Two more power plants were built here in the next 20 years. One of them is a unique power plant: Niva hydro power plant 3 was the first underground power plant in the Soviet Union. Its generator hall was at depth of 75 m.

The second power plant built in 1937 under the GOELRO plan was Nizhne-Tulomskaya hydro power plant. In 1940, these two hydro power plants were connected by a 110 kV power line.

Post-War Period

The post-war period was marked not only by booming industrial development, but also by harnessing of the hydro power resources of the North. Between the 1950s and the end of 1960s, five hydro power plants of Paz cascade were built. Between the 1970s and the mid-1980s, four power plants of Serebryanskiy HPPs cascade were commissioned.

TGC-1 in Murmansk Oblast Today

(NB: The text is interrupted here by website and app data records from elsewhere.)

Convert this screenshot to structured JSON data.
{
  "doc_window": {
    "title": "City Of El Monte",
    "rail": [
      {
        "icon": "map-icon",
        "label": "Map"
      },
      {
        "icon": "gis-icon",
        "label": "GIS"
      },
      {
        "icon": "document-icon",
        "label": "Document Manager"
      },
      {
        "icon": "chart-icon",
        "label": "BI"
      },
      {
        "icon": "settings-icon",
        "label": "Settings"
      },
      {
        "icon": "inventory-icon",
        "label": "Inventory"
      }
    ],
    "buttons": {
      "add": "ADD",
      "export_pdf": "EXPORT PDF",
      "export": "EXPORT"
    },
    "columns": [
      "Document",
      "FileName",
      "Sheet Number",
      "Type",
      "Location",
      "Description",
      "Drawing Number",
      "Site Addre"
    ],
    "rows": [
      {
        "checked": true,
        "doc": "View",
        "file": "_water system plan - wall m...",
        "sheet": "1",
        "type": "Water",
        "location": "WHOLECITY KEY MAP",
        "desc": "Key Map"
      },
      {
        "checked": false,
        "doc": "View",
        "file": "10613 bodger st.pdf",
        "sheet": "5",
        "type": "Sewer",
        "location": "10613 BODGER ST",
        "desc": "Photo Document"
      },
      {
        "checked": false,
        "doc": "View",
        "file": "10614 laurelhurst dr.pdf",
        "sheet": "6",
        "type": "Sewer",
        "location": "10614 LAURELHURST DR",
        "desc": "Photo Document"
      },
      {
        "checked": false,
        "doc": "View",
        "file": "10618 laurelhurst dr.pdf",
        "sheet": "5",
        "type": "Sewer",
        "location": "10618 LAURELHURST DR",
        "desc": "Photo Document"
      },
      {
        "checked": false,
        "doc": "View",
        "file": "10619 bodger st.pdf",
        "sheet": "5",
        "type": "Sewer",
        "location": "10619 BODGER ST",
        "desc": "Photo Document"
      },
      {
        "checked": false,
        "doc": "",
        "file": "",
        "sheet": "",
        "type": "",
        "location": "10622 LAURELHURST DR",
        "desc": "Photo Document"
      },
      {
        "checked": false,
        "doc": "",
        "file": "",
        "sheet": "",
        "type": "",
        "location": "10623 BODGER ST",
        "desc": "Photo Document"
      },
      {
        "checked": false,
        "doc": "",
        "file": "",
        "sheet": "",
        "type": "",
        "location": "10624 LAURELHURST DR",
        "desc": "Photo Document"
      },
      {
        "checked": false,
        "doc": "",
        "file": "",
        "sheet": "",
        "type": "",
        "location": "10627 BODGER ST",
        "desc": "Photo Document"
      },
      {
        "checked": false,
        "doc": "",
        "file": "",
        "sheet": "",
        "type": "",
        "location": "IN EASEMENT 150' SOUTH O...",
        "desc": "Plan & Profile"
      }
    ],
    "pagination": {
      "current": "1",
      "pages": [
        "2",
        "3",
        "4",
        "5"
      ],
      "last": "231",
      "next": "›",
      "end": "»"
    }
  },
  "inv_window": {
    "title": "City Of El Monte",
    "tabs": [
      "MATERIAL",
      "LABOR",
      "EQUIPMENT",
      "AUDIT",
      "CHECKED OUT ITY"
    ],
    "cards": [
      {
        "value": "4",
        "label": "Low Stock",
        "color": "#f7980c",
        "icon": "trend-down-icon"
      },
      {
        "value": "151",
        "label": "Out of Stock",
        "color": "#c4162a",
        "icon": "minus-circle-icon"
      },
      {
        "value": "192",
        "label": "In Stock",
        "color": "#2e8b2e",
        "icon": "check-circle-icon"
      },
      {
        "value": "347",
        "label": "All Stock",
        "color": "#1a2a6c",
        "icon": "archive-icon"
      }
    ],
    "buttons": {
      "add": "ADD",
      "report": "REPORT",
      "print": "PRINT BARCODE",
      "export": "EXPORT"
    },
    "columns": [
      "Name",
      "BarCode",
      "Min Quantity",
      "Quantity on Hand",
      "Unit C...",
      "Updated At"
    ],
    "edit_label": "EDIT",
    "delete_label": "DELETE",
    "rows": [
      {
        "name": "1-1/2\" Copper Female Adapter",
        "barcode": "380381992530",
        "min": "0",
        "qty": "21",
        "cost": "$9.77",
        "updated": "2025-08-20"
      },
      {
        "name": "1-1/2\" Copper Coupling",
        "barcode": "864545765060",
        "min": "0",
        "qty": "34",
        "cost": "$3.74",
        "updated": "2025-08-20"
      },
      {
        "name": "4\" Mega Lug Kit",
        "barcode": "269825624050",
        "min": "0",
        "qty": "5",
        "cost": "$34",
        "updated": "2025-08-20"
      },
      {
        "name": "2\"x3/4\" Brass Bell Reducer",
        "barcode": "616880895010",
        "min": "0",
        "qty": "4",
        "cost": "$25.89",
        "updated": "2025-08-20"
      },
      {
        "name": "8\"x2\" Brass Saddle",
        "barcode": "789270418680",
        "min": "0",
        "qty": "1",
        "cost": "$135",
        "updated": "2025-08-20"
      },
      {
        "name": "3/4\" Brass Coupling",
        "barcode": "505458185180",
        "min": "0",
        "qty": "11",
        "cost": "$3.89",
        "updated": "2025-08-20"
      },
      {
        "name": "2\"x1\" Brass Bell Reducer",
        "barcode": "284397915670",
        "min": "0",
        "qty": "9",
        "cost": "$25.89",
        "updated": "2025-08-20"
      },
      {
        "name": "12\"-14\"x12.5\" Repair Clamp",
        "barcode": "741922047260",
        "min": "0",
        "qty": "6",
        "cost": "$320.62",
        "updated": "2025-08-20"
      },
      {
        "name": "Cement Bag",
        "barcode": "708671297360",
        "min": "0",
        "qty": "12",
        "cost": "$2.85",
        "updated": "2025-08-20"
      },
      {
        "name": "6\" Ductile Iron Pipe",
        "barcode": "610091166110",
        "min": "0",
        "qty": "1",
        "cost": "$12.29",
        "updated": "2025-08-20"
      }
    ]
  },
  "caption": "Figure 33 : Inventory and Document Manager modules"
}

Today the Kolsky branch of JSC TGC-1 includes 17 plants of four HEP cascades located at the Kola Peninsula, as well as Apatitskaya CHP, the biggest central heating and power plant in the region. The hydro electrical potential of the region is based on the river basins of the Tuloma, Voronya, Teriberka and Paz rivers.